  • 13. Level 4: Finding Oneself in a Story (Ages 12-14: Junior High) Adolescence At this stage, the more experience young people have with literature (books or movies), the more discriminating they become. To receive pleasure, they have to respect the story; it has to be real! They want to know not what happened , but why; stereotypes are no longer satisfying; characters have to be believable. They are reading to find out about themselves, not simply to escape into someone elses experiences.
  • 14. Level 4: Finding Oneself in a Story(Ages 12-14: Junior High) cont. They are looking for lives as much like their own as possible. In addition, they are curious about other sides of life ( e.g. the bizarre, the unbelievable, the grotesque) Their purpose is largely that of finding themselves and where they fit in society. The Bottom Line: Reading is a means of discovering identity.
  • 15. Level 5: Venturing Beyond Self (Ages 15-18: High School) The person goes beyond his/her egocentrism and looks at the larger circle of society (going beyond me). Issues such as conformity, social pressures, justice, and human weaknesses and strengths Teenagers are responsible for assessing the world around them and where they fit in. This stage is more about emotional, intellectual and physical development instead of advanced reading skills.
  • 16. Reading at this level allows for focusing on thepersons psychological needs in relation tosociety. (Science fiction and fantasy help tocreate new ideas about the existing society.)
  • 17. Levels 6 and 7: Reading Widely andAesthetic Appreciation (Ages 18 - Death) At the college level, the young adult reads best-sellers and is involved in acclaimed literary works such as novels, plays, and films, sharing these experiences with peers. Throughout adulthood, the avid reader who has developed the skills and attitudes necessary to enjoy literary experiences at all the previous levels, is ready to embark on a lifetime of aesthetic appreciation (understanding the beauty and artistic value).
  • 18. What is the importance of understanding the different stages of literary appreciation? In order to appreciate literature, people at any stage must experience pleasure and profit from their reading, viewing, and listening.
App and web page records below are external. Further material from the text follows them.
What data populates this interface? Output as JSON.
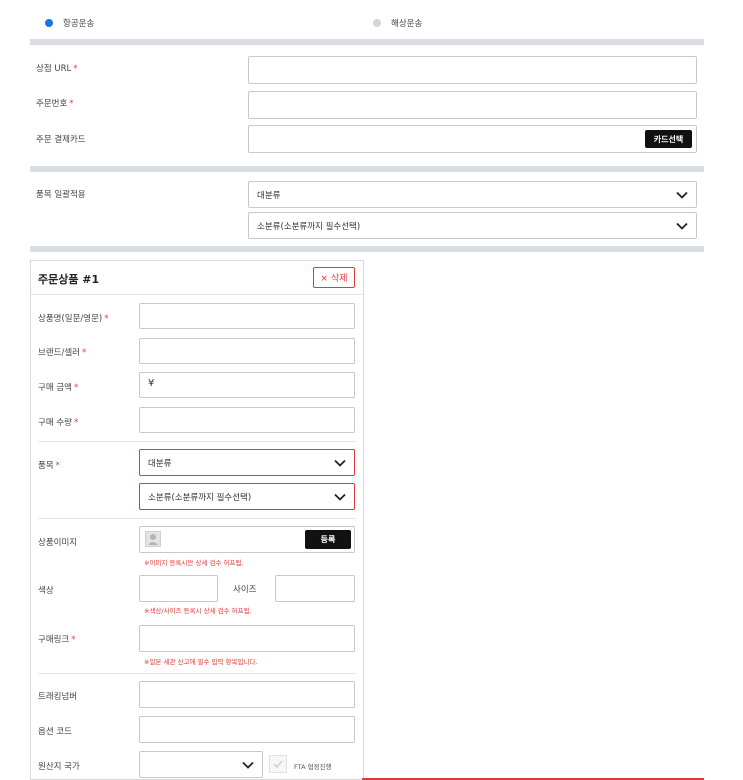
{
  "shipping": {
    "air": "항공운송",
    "sea": "해상운송"
  },
  "top_form": {
    "store_url_label": "상점 URL",
    "order_no_label": "주문번호",
    "payment_card_label": "주문 결제카드",
    "card_select_btn": "카드선택",
    "category_batch_label": "품목 일괄적용",
    "major_category": "대분류",
    "minor_category": "소분류(소분류까지 필수선택)"
  },
  "item": {
    "title": "주문상품 #1",
    "delete_btn": "× 삭제",
    "name_label": "상품명(일문/영문)",
    "brand_label": "브랜드/셀러",
    "price_label": "구매 금액",
    "price_prefix": "¥",
    "qty_label": "구매 수량",
    "category_label": "품목",
    "major_category": "대분류",
    "minor_category": "소분류(소분류까지 필수선택)",
    "image_label": "상품이미지",
    "image_register_btn": "등록",
    "image_hint": "※이미지 등록시만 상세 검수 허프됨.",
    "color_label": "색상",
    "size_label": "사이즈",
    "color_size_hint": "※색상/사이즈 등록시 상세 검수 허프됨.",
    "link_label": "구매링크",
    "link_hint": "※일본 세관 신고에 필수 입력 항목입니다.",
    "tracking_label": "트래킹넘버",
    "option_code_label": "옵션 코드",
    "origin_label": "원산지 국가",
    "fta_label": "FTA 협정진행"
  },
  "required_mark": "*"
}
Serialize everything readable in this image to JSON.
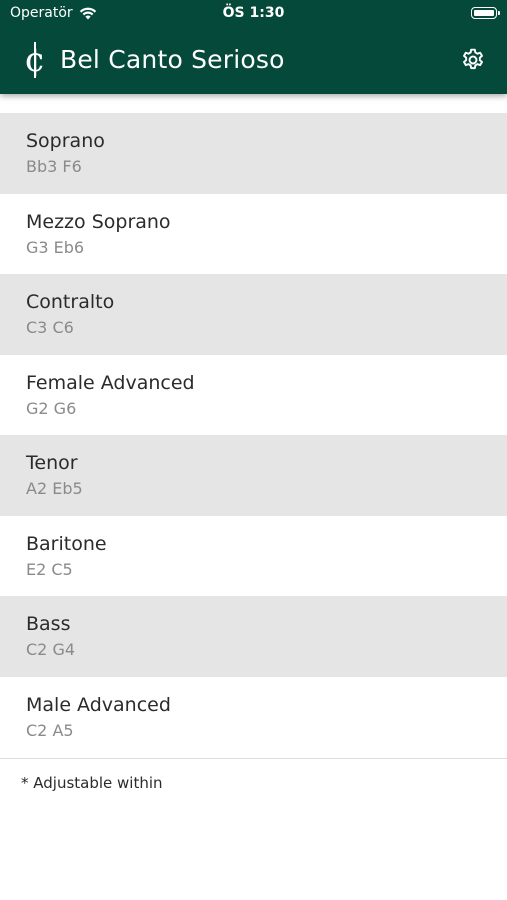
{
  "status": {
    "carrier": "Operatör",
    "time": "ÖS 1:30"
  },
  "appbar": {
    "title": "Bel Canto Serioso",
    "logo_glyph": "¢",
    "settings_icon": "gear-icon"
  },
  "voices": [
    {
      "name": "Soprano",
      "range": "Bb3 F6"
    },
    {
      "name": "Mezzo Soprano",
      "range": "G3 Eb6"
    },
    {
      "name": "Contralto",
      "range": "C3 C6"
    },
    {
      "name": "Female Advanced",
      "range": "G2 G6"
    },
    {
      "name": "Tenor",
      "range": "A2 Eb5"
    },
    {
      "name": "Baritone",
      "range": "E2 C5"
    },
    {
      "name": "Bass",
      "range": "C2 G4"
    },
    {
      "name": "Male Advanced",
      "range": "C2 A5"
    }
  ],
  "footnote": "* Adjustable within",
  "colors": {
    "header": "#05493a",
    "shaded_row": "#e5e5e5",
    "range_text": "#8a8a8a"
  }
}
As (future) teachers and parents, we must meet young people where they are and help them feel comfortable before trying to move them on. Nevertheless, we have to continue to provide for the level below the one we are focusing so as not to frustrate them!
  • 19. The Goal: A society of adults who are intellectually stimulated to read for personal fulfillment and pleasure and understand that it is beneficial!